Problem description:
Below are some records; print every one of them exactly.

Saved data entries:
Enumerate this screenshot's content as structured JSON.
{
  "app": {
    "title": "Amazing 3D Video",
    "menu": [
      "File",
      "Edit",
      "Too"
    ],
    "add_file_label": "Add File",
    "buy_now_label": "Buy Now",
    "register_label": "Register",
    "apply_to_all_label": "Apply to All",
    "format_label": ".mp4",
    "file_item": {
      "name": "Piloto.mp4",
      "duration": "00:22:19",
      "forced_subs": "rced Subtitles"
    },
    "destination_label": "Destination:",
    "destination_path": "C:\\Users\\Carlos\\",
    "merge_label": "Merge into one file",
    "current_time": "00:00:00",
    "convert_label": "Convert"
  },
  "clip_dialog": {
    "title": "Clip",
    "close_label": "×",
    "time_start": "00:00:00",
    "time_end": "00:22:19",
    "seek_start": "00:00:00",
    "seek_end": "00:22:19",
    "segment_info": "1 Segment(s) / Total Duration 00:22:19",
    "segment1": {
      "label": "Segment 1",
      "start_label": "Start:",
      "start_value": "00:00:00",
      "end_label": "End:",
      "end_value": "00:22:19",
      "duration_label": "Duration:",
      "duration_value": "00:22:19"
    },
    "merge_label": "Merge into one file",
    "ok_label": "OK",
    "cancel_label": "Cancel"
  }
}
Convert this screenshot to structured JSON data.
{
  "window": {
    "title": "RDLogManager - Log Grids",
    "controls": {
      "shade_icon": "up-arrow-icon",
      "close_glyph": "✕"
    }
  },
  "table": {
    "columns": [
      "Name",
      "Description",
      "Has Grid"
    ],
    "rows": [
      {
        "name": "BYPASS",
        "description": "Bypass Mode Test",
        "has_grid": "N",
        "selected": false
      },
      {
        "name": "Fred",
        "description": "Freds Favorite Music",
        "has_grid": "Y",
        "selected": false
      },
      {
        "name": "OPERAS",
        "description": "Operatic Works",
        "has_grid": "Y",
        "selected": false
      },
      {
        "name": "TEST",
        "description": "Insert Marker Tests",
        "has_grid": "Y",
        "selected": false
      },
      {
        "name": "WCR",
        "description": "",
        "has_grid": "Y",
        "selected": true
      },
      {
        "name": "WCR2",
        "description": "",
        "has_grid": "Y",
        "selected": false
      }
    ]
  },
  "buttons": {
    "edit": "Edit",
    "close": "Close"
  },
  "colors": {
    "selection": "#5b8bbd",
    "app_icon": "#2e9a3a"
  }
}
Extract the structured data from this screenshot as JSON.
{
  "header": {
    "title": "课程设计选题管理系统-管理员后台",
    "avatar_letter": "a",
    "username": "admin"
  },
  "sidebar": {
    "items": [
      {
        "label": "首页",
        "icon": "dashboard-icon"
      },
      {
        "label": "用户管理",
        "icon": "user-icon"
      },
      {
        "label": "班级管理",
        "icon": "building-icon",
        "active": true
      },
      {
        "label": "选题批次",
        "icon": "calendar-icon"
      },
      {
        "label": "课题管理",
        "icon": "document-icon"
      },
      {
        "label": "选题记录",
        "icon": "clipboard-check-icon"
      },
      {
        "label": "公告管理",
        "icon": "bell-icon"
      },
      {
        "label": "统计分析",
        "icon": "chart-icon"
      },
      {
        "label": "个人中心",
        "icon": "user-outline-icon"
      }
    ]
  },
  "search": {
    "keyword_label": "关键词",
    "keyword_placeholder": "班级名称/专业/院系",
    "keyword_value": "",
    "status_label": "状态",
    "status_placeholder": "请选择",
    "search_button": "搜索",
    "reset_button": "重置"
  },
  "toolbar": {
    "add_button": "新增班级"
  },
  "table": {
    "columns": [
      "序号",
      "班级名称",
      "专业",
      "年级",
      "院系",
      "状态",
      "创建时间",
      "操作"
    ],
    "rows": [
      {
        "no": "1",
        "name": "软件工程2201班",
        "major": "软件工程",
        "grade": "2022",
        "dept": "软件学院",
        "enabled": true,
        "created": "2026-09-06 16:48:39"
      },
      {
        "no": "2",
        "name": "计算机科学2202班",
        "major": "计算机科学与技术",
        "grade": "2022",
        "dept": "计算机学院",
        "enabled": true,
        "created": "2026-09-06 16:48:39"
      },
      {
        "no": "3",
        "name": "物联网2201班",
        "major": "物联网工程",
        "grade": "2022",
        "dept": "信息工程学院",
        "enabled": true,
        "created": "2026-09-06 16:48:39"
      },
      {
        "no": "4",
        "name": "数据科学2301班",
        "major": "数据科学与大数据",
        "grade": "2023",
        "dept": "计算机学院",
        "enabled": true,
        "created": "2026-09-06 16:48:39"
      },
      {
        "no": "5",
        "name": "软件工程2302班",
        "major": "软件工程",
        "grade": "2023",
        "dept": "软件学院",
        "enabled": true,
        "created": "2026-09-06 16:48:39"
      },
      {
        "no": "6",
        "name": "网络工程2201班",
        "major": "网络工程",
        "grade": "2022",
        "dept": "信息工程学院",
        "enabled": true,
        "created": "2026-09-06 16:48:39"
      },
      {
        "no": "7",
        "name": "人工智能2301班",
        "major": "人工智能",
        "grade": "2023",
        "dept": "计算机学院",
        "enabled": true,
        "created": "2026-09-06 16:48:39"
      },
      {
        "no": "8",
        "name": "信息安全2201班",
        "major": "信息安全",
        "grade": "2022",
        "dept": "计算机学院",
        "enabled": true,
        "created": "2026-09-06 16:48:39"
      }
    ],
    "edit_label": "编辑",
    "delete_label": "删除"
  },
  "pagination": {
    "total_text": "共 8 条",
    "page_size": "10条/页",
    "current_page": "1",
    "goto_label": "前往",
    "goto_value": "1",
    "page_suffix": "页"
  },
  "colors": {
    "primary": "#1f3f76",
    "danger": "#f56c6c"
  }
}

Exercise output:
Enumerate this screenshot's content as structured JSON.
{
  "app": {
    "title": "Amazing 3D Video",
    "menu": [
      "File",
      "Edit",
      "Too"
    ],
    "add_file_label": "Add File",
    "buy_now_label": "Buy Now",
    "register_label": "Register",
    "apply_to_all_label": "Apply to All",
    "format_label": ".mp4",
    "file_item": {
      "name": "Piloto.mp4",
      "duration": "00:22:19",
      "forced_subs": "rced Subtitles"
    },
    "destination_label": "Destination:",
    "destination_path": "C:\\Users\\Carlos\\",
    "merge_label": "Merge into one file",
    "current_time": "00:00:00",
    "convert_label": "Convert"
  },
  "clip_dialog": {
    "title": "Clip",
    "close_label": "×",
    "time_start": "00:00:00",
    "time_end": "00:22:19",
    "seek_start": "00:00:00",
    "seek_end": "00:22:19",
    "segment_info": "1 Segment(s) / Total Duration 00:22:19",
    "segment1": {
      "label": "Segment 1",
      "start_label": "Start:",
      "start_value": "00:00:00",
      "end_label": "End:",
      "end_value": "00:22:19",
      "duration_label": "Duration:",
      "duration_value": "00:22:19"
    },
    "merge_label": "Merge into one file",
    "ok_label": "OK",
    "cancel_label": "Cancel"
  }
}
Convert this screenshot to structured JSON data.
{
  "window": {
    "title": "RDLogManager - Log Grids",
    "controls": {
      "shade_icon": "up-arrow-icon",
      "close_glyph": "✕"
    }
  },
  "table": {
    "columns": [
      "Name",
      "Description",
      "Has Grid"
    ],
    "rows": [
      {
        "name": "BYPASS",
        "description": "Bypass Mode Test",
        "has_grid": "N",
        "selected": false
      },
      {
        "name": "Fred",
        "description": "Freds Favorite Music",
        "has_grid": "Y",
        "selected": false
      },
      {
        "name": "OPERAS",
        "description": "Operatic Works",
        "has_grid": "Y",
        "selected": false
      },
      {
        "name": "TEST",
        "description": "Insert Marker Tests",
        "has_grid": "Y",
        "selected": false
      },
      {
        "name": "WCR",
        "description": "",
        "has_grid": "Y",
        "selected": true
      },
      {
        "name": "WCR2",
        "description": "",
        "has_grid": "Y",
        "selected": false
      }
    ]
  },
  "buttons": {
    "edit": "Edit",
    "close": "Close"
  },
  "colors": {
    "selection": "#5b8bbd",
    "app_icon": "#2e9a3a"
  }
}
Extract the structured data from this screenshot as JSON.
{
  "header": {
    "title": "课程设计选题管理系统-管理员后台",
    "avatar_letter": "a",
    "username": "admin"
  },
  "sidebar": {
    "items": [
      {
        "label": "首页",
        "icon": "dashboard-icon"
      },
      {
        "label": "用户管理",
        "icon": "user-icon"
      },
      {
        "label": "班级管理",
        "icon": "building-icon",
        "active": true
      },
      {
        "label": "选题批次",
        "icon": "calendar-icon"
      },
      {
        "label": "课题管理",
        "icon": "document-icon"
      },
      {
        "label": "选题记录",
        "icon": "clipboard-check-icon"
      },
      {
        "label": "公告管理",
        "icon": "bell-icon"
      },
      {
        "label": "统计分析",
        "icon": "chart-icon"
      },
      {
        "label": "个人中心",
        "icon": "user-outline-icon"
      }
    ]
  },
  "search": {
    "keyword_label": "关键词",
    "keyword_placeholder": "班级名称/专业/院系",
    "keyword_value": "",
    "status_label": "状态",
    "status_placeholder": "请选择",
    "search_button": "搜索",
    "reset_button": "重置"
  },
  "toolbar": {
    "add_button": "新增班级"
  },
  "table": {
    "columns": [
      "序号",
      "班级名称",
      "专业",
      "年级",
      "院系",
      "状态",
      "创建时间",
      "操作"
    ],
    "rows": [
      {
        "no": "1",
        "name": "软件工程2201班",
        "major": "软件工程",
        "grade": "2022",
        "dept": "软件学院",
        "enabled": true,
        "created": "2026-09-06 16:48:39"
      },
      {
        "no": "2",
        "name": "计算机科学2202班",
        "major": "计算机科学与技术",
        "grade": "2022",
        "dept": "计算机学院",
        "enabled": true,
        "created": "2026-09-06 16:48:39"
      },
      {
        "no": "3",
        "name": "物联网2201班",
        "major": "物联网工程",
        "grade": "2022",
        "dept": "信息工程学院",
        "enabled": true,
        "created": "2026-09-06 16:48:39"
      },
      {
        "no": "4",
        "name": "数据科学2301班",
        "major": "数据科学与大数据",
        "grade": "2023",
        "dept": "计算机学院",
        "enabled": true,
        "created": "2026-09-06 16:48:39"
      },
      {
        "no": "5",
        "name": "软件工程2302班",
        "major": "软件工程",
        "grade": "2023",
        "dept": "软件学院",
        "enabled": true,
        "created": "2026-09-06 16:48:39"
      },
      {
        "no": "6",
        "name": "网络工程2201班",
        "major": "网络工程",
        "grade": "2022",
        "dept": "信息工程学院",
        "enabled": true,
        "created": "2026-09-06 16:48:39"
      },
      {
        "no": "7",
        "name": "人工智能2301班",
        "major": "人工智能",
        "grade": "2023",
        "dept": "计算机学院",
        "enabled": true,
        "created": "2026-09-06 16:48:39"
      },
      {
        "no": "8",
        "name": "信息安全2201班",
        "major": "信息安全",
        "grade": "2022",
        "dept": "计算机学院",
        "enabled": true,
        "created": "2026-09-06 16:48:39"
      }
    ],
    "edit_label": "编辑",
    "delete_label": "删除"
  },
  "pagination": {
    "total_text": "共 8 条",
    "page_size": "10条/页",
    "current_page": "1",
    "goto_label": "前往",
    "goto_value": "1",
    "page_suffix": "页"
  },
  "colors": {
    "primary": "#1f3f76",
    "danger": "#f56c6c"
  }
}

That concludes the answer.